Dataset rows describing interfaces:
____________________

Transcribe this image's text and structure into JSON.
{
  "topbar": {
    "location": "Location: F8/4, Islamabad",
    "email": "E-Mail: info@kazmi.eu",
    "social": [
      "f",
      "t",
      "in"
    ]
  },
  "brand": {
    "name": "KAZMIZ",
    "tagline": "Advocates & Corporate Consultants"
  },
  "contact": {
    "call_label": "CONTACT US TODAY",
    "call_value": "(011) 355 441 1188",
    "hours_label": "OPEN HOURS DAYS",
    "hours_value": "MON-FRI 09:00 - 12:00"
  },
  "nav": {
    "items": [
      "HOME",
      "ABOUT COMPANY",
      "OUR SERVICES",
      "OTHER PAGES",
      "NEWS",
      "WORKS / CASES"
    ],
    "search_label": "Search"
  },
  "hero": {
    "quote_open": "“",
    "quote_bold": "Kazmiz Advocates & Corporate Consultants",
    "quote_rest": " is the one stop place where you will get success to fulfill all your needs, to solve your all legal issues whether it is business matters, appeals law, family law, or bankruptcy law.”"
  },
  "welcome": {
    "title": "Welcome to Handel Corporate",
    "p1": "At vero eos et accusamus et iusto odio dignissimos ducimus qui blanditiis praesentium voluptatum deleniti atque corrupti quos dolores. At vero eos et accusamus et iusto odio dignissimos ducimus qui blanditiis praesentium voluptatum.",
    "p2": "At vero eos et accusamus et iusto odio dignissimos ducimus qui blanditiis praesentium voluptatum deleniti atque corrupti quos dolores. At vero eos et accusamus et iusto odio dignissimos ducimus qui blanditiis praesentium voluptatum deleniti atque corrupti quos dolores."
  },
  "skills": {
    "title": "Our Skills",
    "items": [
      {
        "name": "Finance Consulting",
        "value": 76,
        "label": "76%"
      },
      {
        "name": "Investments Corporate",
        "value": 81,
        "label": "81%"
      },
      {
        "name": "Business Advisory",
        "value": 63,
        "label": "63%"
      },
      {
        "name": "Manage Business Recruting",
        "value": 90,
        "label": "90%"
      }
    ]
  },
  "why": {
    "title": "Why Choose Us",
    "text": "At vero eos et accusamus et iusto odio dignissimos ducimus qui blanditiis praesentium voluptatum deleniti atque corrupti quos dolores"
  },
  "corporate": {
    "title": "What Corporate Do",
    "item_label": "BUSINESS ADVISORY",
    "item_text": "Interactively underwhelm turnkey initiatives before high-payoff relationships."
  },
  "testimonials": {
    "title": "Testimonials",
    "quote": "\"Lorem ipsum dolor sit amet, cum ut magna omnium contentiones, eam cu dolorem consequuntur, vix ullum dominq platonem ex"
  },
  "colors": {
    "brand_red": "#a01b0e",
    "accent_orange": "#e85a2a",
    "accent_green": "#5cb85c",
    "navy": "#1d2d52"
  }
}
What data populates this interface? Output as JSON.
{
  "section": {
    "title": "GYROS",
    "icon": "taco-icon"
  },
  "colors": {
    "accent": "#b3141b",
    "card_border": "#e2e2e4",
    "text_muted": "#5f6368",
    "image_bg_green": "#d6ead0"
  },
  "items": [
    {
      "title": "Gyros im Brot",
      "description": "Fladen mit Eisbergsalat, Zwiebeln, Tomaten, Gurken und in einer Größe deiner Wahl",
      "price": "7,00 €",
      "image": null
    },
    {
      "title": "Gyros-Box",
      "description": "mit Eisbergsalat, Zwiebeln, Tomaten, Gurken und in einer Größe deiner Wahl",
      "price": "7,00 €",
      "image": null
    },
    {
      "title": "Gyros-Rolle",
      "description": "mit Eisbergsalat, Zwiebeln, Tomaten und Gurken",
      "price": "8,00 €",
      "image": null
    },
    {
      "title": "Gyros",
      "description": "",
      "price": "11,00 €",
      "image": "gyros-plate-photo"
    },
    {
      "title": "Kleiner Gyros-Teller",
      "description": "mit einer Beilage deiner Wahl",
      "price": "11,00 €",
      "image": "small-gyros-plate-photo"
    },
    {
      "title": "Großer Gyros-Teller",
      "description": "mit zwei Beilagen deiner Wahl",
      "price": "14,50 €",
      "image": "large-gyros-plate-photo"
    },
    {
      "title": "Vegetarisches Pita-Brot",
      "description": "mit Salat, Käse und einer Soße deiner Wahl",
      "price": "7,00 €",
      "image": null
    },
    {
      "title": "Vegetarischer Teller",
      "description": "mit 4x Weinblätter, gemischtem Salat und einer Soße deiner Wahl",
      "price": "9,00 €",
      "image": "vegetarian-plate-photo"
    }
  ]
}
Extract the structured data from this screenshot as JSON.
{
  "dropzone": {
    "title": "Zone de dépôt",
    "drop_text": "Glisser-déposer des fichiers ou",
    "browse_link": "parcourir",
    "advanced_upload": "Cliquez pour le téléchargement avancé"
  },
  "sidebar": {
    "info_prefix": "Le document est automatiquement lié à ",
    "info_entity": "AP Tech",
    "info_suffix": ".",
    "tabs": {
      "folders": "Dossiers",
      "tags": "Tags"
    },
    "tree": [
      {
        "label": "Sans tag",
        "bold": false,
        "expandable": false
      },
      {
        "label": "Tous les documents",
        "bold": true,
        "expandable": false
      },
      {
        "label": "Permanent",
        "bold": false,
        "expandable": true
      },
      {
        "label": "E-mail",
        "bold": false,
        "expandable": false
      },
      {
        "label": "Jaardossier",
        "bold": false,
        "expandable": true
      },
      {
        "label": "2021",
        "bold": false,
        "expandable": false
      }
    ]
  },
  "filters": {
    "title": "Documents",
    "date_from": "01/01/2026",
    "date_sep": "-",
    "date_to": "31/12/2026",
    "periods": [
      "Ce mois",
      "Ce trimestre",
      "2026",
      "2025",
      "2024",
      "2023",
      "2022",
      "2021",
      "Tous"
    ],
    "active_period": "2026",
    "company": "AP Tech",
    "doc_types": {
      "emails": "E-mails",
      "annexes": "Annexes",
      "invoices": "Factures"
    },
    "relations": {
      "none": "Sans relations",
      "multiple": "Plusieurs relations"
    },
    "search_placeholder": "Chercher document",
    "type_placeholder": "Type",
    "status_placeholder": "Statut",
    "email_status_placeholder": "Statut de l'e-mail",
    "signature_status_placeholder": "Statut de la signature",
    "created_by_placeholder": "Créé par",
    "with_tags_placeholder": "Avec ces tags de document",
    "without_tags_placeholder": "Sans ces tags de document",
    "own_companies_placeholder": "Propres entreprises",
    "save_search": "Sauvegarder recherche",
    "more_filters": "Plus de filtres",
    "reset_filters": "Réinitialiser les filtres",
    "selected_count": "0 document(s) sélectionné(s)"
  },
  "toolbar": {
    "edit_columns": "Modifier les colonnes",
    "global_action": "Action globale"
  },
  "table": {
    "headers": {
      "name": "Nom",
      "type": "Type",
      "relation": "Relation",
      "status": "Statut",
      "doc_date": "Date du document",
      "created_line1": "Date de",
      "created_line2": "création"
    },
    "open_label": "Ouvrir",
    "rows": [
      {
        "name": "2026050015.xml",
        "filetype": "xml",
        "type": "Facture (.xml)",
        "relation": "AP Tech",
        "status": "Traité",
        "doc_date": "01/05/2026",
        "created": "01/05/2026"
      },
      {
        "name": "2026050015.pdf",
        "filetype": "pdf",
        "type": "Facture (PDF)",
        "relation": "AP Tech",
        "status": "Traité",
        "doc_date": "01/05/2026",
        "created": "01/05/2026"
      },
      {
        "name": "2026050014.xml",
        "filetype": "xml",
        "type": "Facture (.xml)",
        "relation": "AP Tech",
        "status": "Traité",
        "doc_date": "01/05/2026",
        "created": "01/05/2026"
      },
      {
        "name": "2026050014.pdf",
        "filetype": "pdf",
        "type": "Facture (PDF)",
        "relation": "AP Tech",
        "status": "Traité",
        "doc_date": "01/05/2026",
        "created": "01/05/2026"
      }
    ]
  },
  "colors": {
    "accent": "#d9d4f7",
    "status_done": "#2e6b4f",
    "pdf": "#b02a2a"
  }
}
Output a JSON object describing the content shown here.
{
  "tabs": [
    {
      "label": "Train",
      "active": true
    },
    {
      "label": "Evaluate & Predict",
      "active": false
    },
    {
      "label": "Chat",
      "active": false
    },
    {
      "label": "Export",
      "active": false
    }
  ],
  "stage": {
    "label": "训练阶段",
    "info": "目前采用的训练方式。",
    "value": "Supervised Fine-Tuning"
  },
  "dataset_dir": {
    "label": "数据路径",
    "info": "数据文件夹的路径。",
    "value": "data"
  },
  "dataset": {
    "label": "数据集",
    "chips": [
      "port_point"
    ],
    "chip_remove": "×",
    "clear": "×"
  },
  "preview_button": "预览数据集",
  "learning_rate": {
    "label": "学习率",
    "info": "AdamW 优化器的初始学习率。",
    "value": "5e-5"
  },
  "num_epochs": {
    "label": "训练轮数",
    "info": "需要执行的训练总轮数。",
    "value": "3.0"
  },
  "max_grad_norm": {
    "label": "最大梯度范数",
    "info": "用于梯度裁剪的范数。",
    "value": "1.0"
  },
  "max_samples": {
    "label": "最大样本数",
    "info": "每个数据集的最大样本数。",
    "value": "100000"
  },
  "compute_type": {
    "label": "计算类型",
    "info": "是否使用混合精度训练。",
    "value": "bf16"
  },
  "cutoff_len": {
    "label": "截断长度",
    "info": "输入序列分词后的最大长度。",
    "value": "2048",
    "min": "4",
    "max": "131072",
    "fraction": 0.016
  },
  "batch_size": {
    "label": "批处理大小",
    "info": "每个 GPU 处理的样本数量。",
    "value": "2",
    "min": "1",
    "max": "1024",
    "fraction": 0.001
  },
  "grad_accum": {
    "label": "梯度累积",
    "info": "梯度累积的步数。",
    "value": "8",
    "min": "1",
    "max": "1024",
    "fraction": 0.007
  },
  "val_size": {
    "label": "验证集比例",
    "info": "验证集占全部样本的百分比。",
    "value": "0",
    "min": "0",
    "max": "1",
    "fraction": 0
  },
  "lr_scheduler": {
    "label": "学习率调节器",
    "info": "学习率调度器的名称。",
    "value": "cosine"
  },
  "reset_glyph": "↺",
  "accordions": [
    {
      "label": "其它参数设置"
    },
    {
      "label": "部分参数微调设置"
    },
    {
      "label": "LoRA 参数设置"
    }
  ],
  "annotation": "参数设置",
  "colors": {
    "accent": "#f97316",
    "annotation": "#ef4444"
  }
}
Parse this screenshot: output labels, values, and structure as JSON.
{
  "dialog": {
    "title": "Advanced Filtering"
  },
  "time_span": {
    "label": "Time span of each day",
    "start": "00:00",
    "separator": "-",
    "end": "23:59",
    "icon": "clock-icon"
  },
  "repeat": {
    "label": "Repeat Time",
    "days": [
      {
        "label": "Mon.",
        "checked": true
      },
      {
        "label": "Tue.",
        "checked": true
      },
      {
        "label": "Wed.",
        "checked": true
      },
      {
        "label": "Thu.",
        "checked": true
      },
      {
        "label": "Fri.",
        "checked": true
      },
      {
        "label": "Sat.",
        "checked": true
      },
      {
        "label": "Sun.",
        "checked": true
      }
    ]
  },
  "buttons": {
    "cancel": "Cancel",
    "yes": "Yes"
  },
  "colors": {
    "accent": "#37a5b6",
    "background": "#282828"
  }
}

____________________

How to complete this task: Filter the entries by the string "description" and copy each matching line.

Answer below:
      "description": "Fladen mit Eisbergsalat, Zwiebeln, Tomaten, Gurken und in einer Größe deiner Wahl",
      "description": "mit Eisbergsalat, Zwiebeln, Tomaten, Gurken und in einer Größe deiner Wahl",
      "description": "mit Eisbergsalat, Zwiebeln, Tomaten und Gurken",
      "description": "",
      "description": "mit einer Beilage deiner Wahl",
      "description": "mit zwei Beilagen deiner Wahl",
      "description": "mit Salat, Käse und einer Soße deiner Wahl",
      "description": "mit 4x Weinblätter, gemischtem Salat und einer Soße deiner Wahl",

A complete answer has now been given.